The extra time off meant both Lauri Markkanen and Otto Porter Jr. returned from injury, giving Donovan some top options in the frontcourt. I applaud the Bulls coach for putting Lauri right back in the starting lineup. I don’t think it should be assumed, there are undoubtedly other coaches who’d say “well we beat all those turd teams in February with Garrett I’m rolling with Garrett”.

Unfortunately, while facing very-much-not-Joel-Embiid Tony Bradley, the starting frontcourt of Markkanen and Wendell Carter didn’t get out to a good start, instead of a clear positive it was a -2 opening stint.

That obviously isn’t backbreaking, but Carter’s return in the 2nd quarter was a minute-and-a-half disaster: 2 fouls, a turnover, a missed three, and the team dropping 4 more points behind. Then the second half starting lineup was another negative affair.

The lack of positive starting play had Donovan scrambling in his substitutions. Porter came in before the Bulls 2nd best player Thad Young. Luke Kornet was the 9th Bull to play in the first quarter. Daniel Gafford was the 10th man, his four minutes was a +8, but then in the 2nd half it was Kornet getting the call again, weirder still it was alongside Markkanen.
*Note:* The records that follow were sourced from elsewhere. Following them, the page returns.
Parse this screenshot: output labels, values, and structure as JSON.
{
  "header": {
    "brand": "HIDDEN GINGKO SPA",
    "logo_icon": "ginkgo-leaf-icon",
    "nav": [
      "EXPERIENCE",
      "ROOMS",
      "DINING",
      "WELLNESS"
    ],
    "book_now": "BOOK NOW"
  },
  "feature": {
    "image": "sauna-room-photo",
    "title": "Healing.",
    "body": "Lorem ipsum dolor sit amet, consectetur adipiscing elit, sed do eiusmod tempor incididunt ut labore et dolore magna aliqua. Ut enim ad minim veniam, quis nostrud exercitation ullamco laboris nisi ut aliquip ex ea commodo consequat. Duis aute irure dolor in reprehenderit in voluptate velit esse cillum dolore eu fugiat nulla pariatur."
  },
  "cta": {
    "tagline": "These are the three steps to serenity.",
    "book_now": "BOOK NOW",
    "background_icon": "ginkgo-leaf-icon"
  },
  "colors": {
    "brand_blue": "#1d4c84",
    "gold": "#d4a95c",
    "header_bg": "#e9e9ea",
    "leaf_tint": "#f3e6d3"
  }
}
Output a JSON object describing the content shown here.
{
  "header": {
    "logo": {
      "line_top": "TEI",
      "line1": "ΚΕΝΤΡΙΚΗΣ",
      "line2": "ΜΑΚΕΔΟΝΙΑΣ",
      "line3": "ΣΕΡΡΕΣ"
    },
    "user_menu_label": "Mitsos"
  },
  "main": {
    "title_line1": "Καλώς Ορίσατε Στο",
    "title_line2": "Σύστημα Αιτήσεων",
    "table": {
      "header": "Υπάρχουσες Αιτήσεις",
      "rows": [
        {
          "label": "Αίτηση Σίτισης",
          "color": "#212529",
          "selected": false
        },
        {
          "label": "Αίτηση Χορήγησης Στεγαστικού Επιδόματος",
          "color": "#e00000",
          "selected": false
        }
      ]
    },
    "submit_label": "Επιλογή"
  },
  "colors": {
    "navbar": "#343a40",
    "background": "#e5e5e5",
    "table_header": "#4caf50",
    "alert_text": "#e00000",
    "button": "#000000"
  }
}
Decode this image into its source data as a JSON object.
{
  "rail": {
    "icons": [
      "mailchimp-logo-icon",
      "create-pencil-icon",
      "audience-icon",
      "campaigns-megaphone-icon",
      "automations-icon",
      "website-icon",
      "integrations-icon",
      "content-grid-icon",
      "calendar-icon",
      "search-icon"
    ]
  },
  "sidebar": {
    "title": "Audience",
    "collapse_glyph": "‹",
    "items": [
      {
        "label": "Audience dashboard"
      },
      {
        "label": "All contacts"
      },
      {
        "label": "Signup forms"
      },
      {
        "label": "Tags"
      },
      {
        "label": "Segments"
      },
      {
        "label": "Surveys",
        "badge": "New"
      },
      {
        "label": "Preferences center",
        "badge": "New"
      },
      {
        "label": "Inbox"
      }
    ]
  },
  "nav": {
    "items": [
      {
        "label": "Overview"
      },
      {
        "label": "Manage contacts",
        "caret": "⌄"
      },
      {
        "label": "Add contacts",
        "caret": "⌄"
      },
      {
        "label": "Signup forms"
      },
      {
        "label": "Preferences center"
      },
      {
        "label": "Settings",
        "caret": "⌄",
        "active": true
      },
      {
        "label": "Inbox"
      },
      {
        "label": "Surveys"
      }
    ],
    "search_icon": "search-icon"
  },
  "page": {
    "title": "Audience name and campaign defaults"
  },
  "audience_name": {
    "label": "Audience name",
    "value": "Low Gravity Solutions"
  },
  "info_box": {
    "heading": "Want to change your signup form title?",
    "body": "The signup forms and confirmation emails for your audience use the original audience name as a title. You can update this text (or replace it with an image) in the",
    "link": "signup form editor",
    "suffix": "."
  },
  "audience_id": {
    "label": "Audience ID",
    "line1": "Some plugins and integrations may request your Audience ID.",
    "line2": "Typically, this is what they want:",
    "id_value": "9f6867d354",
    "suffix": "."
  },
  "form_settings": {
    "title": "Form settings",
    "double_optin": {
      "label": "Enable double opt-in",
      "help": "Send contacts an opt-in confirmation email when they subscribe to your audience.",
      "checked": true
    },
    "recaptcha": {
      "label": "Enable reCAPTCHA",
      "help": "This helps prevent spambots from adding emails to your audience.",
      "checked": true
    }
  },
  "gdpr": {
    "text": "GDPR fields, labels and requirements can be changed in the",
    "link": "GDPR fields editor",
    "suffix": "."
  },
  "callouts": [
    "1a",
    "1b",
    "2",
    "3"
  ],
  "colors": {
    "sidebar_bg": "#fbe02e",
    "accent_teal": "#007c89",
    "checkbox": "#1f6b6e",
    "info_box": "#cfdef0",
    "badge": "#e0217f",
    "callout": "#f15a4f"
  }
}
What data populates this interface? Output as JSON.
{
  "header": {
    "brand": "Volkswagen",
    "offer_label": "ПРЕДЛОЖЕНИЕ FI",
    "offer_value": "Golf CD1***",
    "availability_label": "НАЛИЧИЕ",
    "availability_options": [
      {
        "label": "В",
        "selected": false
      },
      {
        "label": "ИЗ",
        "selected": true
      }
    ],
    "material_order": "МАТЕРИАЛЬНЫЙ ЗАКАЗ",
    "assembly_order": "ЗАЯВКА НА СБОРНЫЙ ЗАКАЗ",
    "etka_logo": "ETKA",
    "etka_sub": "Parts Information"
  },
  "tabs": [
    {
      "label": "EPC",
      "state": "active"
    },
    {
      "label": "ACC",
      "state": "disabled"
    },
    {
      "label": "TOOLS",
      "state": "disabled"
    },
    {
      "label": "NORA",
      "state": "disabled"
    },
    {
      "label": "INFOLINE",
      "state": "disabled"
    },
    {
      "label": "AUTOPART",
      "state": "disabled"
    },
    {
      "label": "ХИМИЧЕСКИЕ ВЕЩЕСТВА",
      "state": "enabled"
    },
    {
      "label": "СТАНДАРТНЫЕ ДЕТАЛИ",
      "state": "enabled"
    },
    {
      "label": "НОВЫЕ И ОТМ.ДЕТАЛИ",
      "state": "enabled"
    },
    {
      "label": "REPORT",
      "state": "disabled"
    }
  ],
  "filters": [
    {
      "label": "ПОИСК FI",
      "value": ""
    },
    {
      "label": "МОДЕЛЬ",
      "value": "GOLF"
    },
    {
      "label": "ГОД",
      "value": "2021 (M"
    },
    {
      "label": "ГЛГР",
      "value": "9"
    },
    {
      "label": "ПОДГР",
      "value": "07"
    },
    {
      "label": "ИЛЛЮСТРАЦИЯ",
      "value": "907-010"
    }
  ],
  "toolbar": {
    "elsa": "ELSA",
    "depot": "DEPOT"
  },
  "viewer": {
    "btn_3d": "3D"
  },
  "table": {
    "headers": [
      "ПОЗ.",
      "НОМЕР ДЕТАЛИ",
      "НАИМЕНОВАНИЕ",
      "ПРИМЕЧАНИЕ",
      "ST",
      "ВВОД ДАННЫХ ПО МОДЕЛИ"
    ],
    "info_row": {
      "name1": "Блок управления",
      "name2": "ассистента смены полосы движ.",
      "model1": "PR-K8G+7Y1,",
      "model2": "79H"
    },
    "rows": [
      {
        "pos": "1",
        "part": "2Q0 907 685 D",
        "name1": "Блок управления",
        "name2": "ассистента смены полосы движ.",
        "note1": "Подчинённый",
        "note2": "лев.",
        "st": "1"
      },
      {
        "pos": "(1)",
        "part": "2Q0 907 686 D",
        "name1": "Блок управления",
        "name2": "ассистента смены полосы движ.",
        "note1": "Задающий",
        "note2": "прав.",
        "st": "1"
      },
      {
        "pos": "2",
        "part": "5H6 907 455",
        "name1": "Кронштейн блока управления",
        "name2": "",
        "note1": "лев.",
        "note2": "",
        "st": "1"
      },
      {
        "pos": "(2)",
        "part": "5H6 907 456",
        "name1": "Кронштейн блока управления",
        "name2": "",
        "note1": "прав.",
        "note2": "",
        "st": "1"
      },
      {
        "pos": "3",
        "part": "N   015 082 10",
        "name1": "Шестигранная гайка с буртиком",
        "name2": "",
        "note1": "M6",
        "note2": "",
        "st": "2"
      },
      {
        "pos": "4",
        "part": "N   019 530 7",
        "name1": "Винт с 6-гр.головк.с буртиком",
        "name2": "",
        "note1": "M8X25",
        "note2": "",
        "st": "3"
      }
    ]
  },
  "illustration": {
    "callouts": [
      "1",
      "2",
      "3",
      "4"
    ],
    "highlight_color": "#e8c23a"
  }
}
That configuration put the Bulls in such a hole that Donovan basically tanked the finish with another game less than 24 hours away.

Here’s nearly everyone mentioned getting bullied by 35-year-old Dwight Howard.

The Bulls allowed 78 points in the paint and a 30.2% offensive rebound rate, altogether a 125.2 defensive rating against the Sixers supporting cast.

Donovan correctly spread the blame around to not just the frontcourt:

“I didn’t think our guards did a very good job of getting into the ball and I didn’t think our bigs protected the rim very well. It wasn’t all like Wendell’s fault or (Daniel) Gafford’s fault or Luke’s (Kornet) fault. There are going to be times where our guards are going to get screened. But there has to be communication when the guard can’t get back on the ball and the ball gets deeper to the paint and closer to the basket. You have to break those plays off. And our big needs to rim protect. And our guard needs to take the big. We didn’t do any of that.”

We know the Bulls don’t have good perimeter defenders, especially in the starting lineup. Even the potential of Patrick Williams there is more theory than practice at this point.

But I don’t see that changing: the Bulls front office, through inaction and scant few words to the fanbase, are not committed to ‘goals’ yet and instead want that evaluation.

But the frontcourt can be adjusted, and needs to with so many options suddenly available. Pretty shockingly, Carter finished the game with only 15 minutes played. It sure doesn’t look like he or Lauri are afforded the same leeway as Williams or Coby White.

I don’t think the answer is to trade for and start Andre Drummond. But some moves (please....please...something) either at the deadline or in the buyout market afterwards could provide a less is more scenario for Donovan: get a reliable backup center to both push Carter and, well, back him up when he falters like in this game last night. I think the team knows what they have with the rest of these guys, or at least they should.